• _WHAT YOU NEED TO DO_: Give the data again in full. Keep every line the same.

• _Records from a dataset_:

--- START ---

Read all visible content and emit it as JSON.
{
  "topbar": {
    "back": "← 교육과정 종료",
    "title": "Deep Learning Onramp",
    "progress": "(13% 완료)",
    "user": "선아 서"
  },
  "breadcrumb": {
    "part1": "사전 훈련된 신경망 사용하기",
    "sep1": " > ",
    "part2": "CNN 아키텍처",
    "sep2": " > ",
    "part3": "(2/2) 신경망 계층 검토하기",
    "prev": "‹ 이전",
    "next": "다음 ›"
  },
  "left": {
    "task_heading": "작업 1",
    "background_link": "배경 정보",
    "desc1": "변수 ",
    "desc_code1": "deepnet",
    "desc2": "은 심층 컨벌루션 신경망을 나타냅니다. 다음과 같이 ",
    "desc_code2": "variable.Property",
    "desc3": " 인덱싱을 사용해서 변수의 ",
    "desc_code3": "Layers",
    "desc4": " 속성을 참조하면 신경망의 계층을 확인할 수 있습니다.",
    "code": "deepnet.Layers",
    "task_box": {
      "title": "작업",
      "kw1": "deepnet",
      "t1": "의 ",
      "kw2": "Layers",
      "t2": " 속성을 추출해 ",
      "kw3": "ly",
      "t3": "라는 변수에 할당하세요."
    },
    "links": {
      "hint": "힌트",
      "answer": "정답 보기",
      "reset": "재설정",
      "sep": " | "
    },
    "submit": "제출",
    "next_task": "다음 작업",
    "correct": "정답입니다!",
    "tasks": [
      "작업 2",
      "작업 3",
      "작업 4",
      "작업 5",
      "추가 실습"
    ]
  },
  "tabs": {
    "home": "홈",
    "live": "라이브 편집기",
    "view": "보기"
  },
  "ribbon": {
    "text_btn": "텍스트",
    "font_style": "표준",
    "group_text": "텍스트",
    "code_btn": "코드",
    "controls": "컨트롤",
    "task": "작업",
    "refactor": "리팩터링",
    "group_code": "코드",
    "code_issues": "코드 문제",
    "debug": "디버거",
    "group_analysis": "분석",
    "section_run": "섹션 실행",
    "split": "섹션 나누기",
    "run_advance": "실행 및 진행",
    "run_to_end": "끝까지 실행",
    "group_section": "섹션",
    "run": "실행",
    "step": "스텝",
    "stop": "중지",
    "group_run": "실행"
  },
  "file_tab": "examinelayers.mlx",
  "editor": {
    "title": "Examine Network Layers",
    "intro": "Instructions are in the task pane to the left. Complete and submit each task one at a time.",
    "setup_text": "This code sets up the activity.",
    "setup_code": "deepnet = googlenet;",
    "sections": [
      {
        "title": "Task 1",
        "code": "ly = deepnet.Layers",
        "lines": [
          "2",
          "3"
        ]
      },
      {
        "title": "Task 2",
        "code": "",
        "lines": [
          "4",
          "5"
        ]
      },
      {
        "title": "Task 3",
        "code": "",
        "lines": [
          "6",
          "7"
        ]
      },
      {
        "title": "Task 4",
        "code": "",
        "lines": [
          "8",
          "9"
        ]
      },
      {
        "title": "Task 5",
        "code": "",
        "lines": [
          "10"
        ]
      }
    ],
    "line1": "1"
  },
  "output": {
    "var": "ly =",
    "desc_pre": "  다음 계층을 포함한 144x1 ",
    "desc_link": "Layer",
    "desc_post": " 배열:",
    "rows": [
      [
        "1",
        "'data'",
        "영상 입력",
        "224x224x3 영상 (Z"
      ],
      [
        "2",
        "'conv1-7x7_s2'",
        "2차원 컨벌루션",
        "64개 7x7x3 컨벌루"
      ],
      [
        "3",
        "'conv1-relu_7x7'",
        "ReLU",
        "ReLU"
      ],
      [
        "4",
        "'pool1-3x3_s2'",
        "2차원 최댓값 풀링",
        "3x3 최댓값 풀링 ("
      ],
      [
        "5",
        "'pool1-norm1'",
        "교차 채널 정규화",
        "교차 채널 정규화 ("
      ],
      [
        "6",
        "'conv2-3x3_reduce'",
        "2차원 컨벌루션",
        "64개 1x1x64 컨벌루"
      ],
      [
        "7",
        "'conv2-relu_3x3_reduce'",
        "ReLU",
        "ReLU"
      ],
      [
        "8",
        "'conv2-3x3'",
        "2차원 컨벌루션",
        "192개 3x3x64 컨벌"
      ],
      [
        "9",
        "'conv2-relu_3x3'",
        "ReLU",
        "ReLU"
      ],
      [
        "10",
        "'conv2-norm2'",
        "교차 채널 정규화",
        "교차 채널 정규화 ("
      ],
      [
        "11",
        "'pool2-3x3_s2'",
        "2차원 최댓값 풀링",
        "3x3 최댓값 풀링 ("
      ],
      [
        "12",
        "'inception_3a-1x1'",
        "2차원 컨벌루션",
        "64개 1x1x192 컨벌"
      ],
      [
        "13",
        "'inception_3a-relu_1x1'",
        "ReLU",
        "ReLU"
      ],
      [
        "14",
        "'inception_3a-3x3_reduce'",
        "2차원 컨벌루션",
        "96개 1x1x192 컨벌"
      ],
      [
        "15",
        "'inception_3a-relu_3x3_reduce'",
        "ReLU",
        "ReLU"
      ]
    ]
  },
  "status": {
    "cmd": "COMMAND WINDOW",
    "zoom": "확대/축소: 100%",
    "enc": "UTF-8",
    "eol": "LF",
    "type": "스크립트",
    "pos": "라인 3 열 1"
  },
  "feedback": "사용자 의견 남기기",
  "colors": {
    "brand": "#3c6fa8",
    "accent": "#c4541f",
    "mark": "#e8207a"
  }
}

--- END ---

• _TASK ANSWER_:
Read all visible content and emit it as JSON.
{
  "topbar": {
    "back": "← 교육과정 종료",
    "title": "Deep Learning Onramp",
    "progress": "(13% 완료)",
    "user": "선아 서"
  },
  "breadcrumb": {
    "part1": "사전 훈련된 신경망 사용하기",
    "sep1": " > ",
    "part2": "CNN 아키텍처",
    "sep2": " > ",
    "part3": "(2/2) 신경망 계층 검토하기",
    "prev": "‹ 이전",
    "next": "다음 ›"
  },
  "left": {
    "task_heading": "작업 1",
    "background_link": "배경 정보",
    "desc1": "변수 ",
    "desc_code1": "deepnet",
    "desc2": "은 심층 컨벌루션 신경망을 나타냅니다. 다음과 같이 ",
    "desc_code2": "variable.Property",
    "desc3": " 인덱싱을 사용해서 변수의 ",
    "desc_code3": "Layers",
    "desc4": " 속성을 참조하면 신경망의 계층을 확인할 수 있습니다.",
    "code": "deepnet.Layers",
    "task_box": {
      "title": "작업",
      "kw1": "deepnet",
      "t1": "의 ",
      "kw2": "Layers",
      "t2": " 속성을 추출해 ",
      "kw3": "ly",
      "t3": "라는 변수에 할당하세요."
    },
    "links": {
      "hint": "힌트",
      "answer": "정답 보기",
      "reset": "재설정",
      "sep": " | "
    },
    "submit": "제출",
    "next_task": "다음 작업",
    "correct": "정답입니다!",
    "tasks": [
      "작업 2",
      "작업 3",
      "작업 4",
      "작업 5",
      "추가 실습"
    ]
  },
  "tabs": {
    "home": "홈",
    "live": "라이브 편집기",
    "view": "보기"
  },
  "ribbon": {
    "text_btn": "텍스트",
    "font_style": "표준",
    "group_text": "텍스트",
    "code_btn": "코드",
    "controls": "컨트롤",
    "task": "작업",
    "refactor": "리팩터링",
    "group_code": "코드",
    "code_issues": "코드 문제",
    "debug": "디버거",
    "group_analysis": "분석",
    "section_run": "섹션 실행",
    "split": "섹션 나누기",
    "run_advance": "실행 및 진행",
    "run_to_end": "끝까지 실행",
    "group_section": "섹션",
    "run": "실행",
    "step": "스텝",
    "stop": "중지",
    "group_run": "실행"
  },
  "file_tab": "examinelayers.mlx",
  "editor": {
    "title": "Examine Network Layers",
    "intro": "Instructions are in the task pane to the left. Complete and submit each task one at a time.",
    "setup_text": "This code sets up the activity.",
    "setup_code": "deepnet = googlenet;",
    "sections": [
      {
        "title": "Task 1",
        "code": "ly = deepnet.Layers",
        "lines": [
          "2",
          "3"
        ]
      },
      {
        "title": "Task 2",
        "code": "",
        "lines": [
          "4",
          "5"
        ]
      },
      {
        "title": "Task 3",
        "code": "",
        "lines": [
          "6",
          "7"
        ]
      },
      {
        "title": "Task 4",
        "code": "",
        "lines": [
          "8",
          "9"
        ]
      },
      {
        "title": "Task 5",
        "code": "",
        "lines": [
          "10"
        ]
      }
    ],
    "line1": "1"
  },
  "output": {
    "var": "ly =",
    "desc_pre": "  다음 계층을 포함한 144x1 ",
    "desc_link": "Layer",
    "desc_post": " 배열:",
    "rows": [
      [
        "1",
        "'data'",
        "영상 입력",
        "224x224x3 영상 (Z"
      ],
      [
        "2",
        "'conv1-7x7_s2'",
        "2차원 컨벌루션",
        "64개 7x7x3 컨벌루"
      ],
      [
        "3",
        "'conv1-relu_7x7'",
        "ReLU",
        "ReLU"
      ],
      [
        "4",
        "'pool1-3x3_s2'",
        "2차원 최댓값 풀링",
        "3x3 최댓값 풀링 ("
      ],
      [
        "5",
        "'pool1-norm1'",
        "교차 채널 정규화",
        "교차 채널 정규화 ("
      ],
      [
        "6",
        "'conv2-3x3_reduce'",
        "2차원 컨벌루션",
        "64개 1x1x64 컨벌루"
      ],
      [
        "7",
        "'conv2-relu_3x3_reduce'",
        "ReLU",
        "ReLU"
      ],
      [
        "8",
        "'conv2-3x3'",
        "2차원 컨벌루션",
        "192개 3x3x64 컨벌"
      ],
      [
        "9",
        "'conv2-relu_3x3'",
        "ReLU",
        "ReLU"
      ],
      [
        "10",
        "'conv2-norm2'",
        "교차 채널 정규화",
        "교차 채널 정규화 ("
      ],
      [
        "11",
        "'pool2-3x3_s2'",
        "2차원 최댓값 풀링",
        "3x3 최댓값 풀링 ("
      ],
      [
        "12",
        "'inception_3a-1x1'",
        "2차원 컨벌루션",
        "64개 1x1x192 컨벌"
      ],
      [
        "13",
        "'inception_3a-relu_1x1'",
        "ReLU",
        "ReLU"
      ],
      [
        "14",
        "'inception_3a-3x3_reduce'",
        "2차원 컨벌루션",
        "96개 1x1x192 컨벌"
      ],
      [
        "15",
        "'inception_3a-relu_3x3_reduce'",
        "ReLU",
        "ReLU"
      ]
    ]
  },
  "status": {
    "cmd": "COMMAND WINDOW",
    "zoom": "확대/축소: 100%",
    "enc": "UTF-8",
    "eol": "LF",
    "type": "스크립트",
    "pos": "라인 3 열 1"
  },
  "feedback": "사용자 의견 남기기",
  "colors": {
    "brand": "#3c6fa8",
    "accent": "#c4541f",
    "mark": "#e8207a"
  }
}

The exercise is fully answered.